◆ **What the exercise asks**
Retype all of the data exactly as given.

[[ The input, beginning ]]

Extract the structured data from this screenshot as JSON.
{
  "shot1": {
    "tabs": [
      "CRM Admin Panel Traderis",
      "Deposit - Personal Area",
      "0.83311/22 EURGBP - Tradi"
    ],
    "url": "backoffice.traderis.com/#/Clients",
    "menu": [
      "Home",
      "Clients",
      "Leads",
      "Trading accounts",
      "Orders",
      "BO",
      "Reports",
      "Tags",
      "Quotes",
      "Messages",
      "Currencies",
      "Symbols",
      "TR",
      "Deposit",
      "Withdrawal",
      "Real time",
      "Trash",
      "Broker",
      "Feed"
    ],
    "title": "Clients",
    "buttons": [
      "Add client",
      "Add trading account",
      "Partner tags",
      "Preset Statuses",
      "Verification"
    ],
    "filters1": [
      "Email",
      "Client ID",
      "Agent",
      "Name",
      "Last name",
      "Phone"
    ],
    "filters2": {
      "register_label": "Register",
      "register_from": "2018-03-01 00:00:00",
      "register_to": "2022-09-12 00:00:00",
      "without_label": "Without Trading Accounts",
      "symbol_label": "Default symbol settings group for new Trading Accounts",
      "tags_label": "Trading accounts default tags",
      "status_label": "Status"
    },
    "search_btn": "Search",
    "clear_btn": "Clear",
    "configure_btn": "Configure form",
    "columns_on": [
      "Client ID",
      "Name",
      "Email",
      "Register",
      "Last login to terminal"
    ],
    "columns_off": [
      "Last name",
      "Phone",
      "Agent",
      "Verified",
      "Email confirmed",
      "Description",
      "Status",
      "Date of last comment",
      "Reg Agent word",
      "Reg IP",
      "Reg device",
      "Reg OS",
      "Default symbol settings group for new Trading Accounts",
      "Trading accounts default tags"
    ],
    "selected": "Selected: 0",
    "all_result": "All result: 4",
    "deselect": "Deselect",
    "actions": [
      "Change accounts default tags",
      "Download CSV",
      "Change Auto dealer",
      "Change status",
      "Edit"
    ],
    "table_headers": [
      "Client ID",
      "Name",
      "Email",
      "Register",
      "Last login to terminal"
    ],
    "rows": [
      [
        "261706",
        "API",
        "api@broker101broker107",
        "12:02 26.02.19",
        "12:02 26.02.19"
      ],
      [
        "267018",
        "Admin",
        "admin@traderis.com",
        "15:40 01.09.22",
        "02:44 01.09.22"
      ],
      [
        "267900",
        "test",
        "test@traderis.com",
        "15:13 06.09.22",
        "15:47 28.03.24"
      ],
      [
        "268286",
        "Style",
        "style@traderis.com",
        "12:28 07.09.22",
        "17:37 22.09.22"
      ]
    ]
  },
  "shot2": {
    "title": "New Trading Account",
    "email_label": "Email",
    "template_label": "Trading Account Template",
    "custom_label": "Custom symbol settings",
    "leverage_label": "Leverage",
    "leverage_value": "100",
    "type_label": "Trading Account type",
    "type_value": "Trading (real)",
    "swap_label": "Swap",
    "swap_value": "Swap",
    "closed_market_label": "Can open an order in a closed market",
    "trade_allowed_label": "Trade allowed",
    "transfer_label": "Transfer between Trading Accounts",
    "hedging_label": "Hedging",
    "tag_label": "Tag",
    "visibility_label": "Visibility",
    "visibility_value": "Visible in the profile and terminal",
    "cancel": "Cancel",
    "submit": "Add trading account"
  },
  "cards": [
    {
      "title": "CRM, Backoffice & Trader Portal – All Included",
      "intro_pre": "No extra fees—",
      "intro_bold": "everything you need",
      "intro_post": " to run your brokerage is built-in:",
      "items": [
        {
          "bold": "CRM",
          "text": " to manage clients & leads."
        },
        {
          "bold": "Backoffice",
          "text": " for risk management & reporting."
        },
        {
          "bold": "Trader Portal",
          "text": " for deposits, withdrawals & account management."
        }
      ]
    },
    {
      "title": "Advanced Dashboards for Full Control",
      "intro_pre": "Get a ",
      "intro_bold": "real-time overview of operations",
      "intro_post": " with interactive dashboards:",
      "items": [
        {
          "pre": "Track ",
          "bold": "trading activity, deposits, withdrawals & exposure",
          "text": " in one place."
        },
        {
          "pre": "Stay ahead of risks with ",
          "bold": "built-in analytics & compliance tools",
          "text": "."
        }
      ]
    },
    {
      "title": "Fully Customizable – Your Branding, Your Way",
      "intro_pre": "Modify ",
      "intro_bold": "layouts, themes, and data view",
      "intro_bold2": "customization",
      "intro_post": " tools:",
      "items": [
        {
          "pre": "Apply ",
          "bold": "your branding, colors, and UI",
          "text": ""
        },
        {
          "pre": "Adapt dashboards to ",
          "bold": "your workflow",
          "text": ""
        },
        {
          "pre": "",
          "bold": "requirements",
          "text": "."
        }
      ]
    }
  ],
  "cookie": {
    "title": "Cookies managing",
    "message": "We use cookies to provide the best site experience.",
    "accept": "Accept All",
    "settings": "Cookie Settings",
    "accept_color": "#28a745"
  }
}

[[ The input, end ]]

◆ **Result for this exercise**
Extract the structured data from this screenshot as JSON.
{
  "shot1": {
    "tabs": [
      "CRM Admin Panel Traderis",
      "Deposit - Personal Area",
      "0.83311/22 EURGBP - Tradi"
    ],
    "url": "backoffice.traderis.com/#/Clients",
    "menu": [
      "Home",
      "Clients",
      "Leads",
      "Trading accounts",
      "Orders",
      "BO",
      "Reports",
      "Tags",
      "Quotes",
      "Messages",
      "Currencies",
      "Symbols",
      "TR",
      "Deposit",
      "Withdrawal",
      "Real time",
      "Trash",
      "Broker",
      "Feed"
    ],
    "title": "Clients",
    "buttons": [
      "Add client",
      "Add trading account",
      "Partner tags",
      "Preset Statuses",
      "Verification"
    ],
    "filters1": [
      "Email",
      "Client ID",
      "Agent",
      "Name",
      "Last name",
      "Phone"
    ],
    "filters2": {
      "register_label": "Register",
      "register_from": "2018-03-01 00:00:00",
      "register_to": "2022-09-12 00:00:00",
      "without_label": "Without Trading Accounts",
      "symbol_label": "Default symbol settings group for new Trading Accounts",
      "tags_label": "Trading accounts default tags",
      "status_label": "Status"
    },
    "search_btn": "Search",
    "clear_btn": "Clear",
    "configure_btn": "Configure form",
    "columns_on": [
      "Client ID",
      "Name",
      "Email",
      "Register",
      "Last login to terminal"
    ],
    "columns_off": [
      "Last name",
      "Phone",
      "Agent",
      "Verified",
      "Email confirmed",
      "Description",
      "Status",
      "Date of last comment",
      "Reg Agent word",
      "Reg IP",
      "Reg device",
      "Reg OS",
      "Default symbol settings group for new Trading Accounts",
      "Trading accounts default tags"
    ],
    "selected": "Selected: 0",
    "all_result": "All result: 4",
    "deselect": "Deselect",
    "actions": [
      "Change accounts default tags",
      "Download CSV",
      "Change Auto dealer",
      "Change status",
      "Edit"
    ],
    "table_headers": [
      "Client ID",
      "Name",
      "Email",
      "Register",
      "Last login to terminal"
    ],
    "rows": [
      [
        "261706",
        "API",
        "api@broker101broker107",
        "12:02 26.02.19",
        "12:02 26.02.19"
      ],
      [
        "267018",
        "Admin",
        "admin@traderis.com",
        "15:40 01.09.22",
        "02:44 01.09.22"
      ],
      [
        "267900",
        "test",
        "test@traderis.com",
        "15:13 06.09.22",
        "15:47 28.03.24"
      ],
      [
        "268286",
        "Style",
        "style@traderis.com",
        "12:28 07.09.22",
        "17:37 22.09.22"
      ]
    ]
  },
  "shot2": {
    "title": "New Trading Account",
    "email_label": "Email",
    "template_label": "Trading Account Template",
    "custom_label": "Custom symbol settings",
    "leverage_label": "Leverage",
    "leverage_value": "100",
    "type_label": "Trading Account type",
    "type_value": "Trading (real)",
    "swap_label": "Swap",
    "swap_value": "Swap",
    "closed_market_label": "Can open an order in a closed market",
    "trade_allowed_label": "Trade allowed",
    "transfer_label": "Transfer between Trading Accounts",
    "hedging_label": "Hedging",
    "tag_label": "Tag",
    "visibility_label": "Visibility",
    "visibility_value": "Visible in the profile and terminal",
    "cancel": "Cancel",
    "submit": "Add trading account"
  },
  "cards": [
    {
      "title": "CRM, Backoffice & Trader Portal – All Included",
      "intro_pre": "No extra fees—",
      "intro_bold": "everything you need",
      "intro_post": " to run your brokerage is built-in:",
      "items": [
        {
          "bold": "CRM",
          "text": " to manage clients & leads."
        },
        {
          "bold": "Backoffice",
          "text": " for risk management & reporting."
        },
        {
          "bold": "Trader Portal",
          "text": " for deposits, withdrawals & account management."
        }
      ]
    },
    {
      "title": "Advanced Dashboards for Full Control",
      "intro_pre": "Get a ",
      "intro_bold": "real-time overview of operations",
      "intro_post": " with interactive dashboards:",
      "items": [
        {
          "pre": "Track ",
          "bold": "trading activity, deposits, withdrawals & exposure",
          "text": " in one place."
        },
        {
          "pre": "Stay ahead of risks with ",
          "bold": "built-in analytics & compliance tools",
          "text": "."
        }
      ]
    },
    {
      "title": "Fully Customizable – Your Branding, Your Way",
      "intro_pre": "Modify ",
      "intro_bold": "layouts, themes, and data view",
      "intro_bold2": "customization",
      "intro_post": " tools:",
      "items": [
        {
          "pre": "Apply ",
          "bold": "your branding, colors, and UI",
          "text": ""
        },
        {
          "pre": "Adapt dashboards to ",
          "bold": "your workflow",
          "text": ""
        },
        {
          "pre": "",
          "bold": "requirements",
          "text": "."
        }
      ]
    }
  ],
  "cookie": {
    "title": "Cookies managing",
    "message": "We use cookies to provide the best site experience.",
    "accept": "Accept All",
    "settings": "Cookie Settings",
    "accept_color": "#28a745"
  }
}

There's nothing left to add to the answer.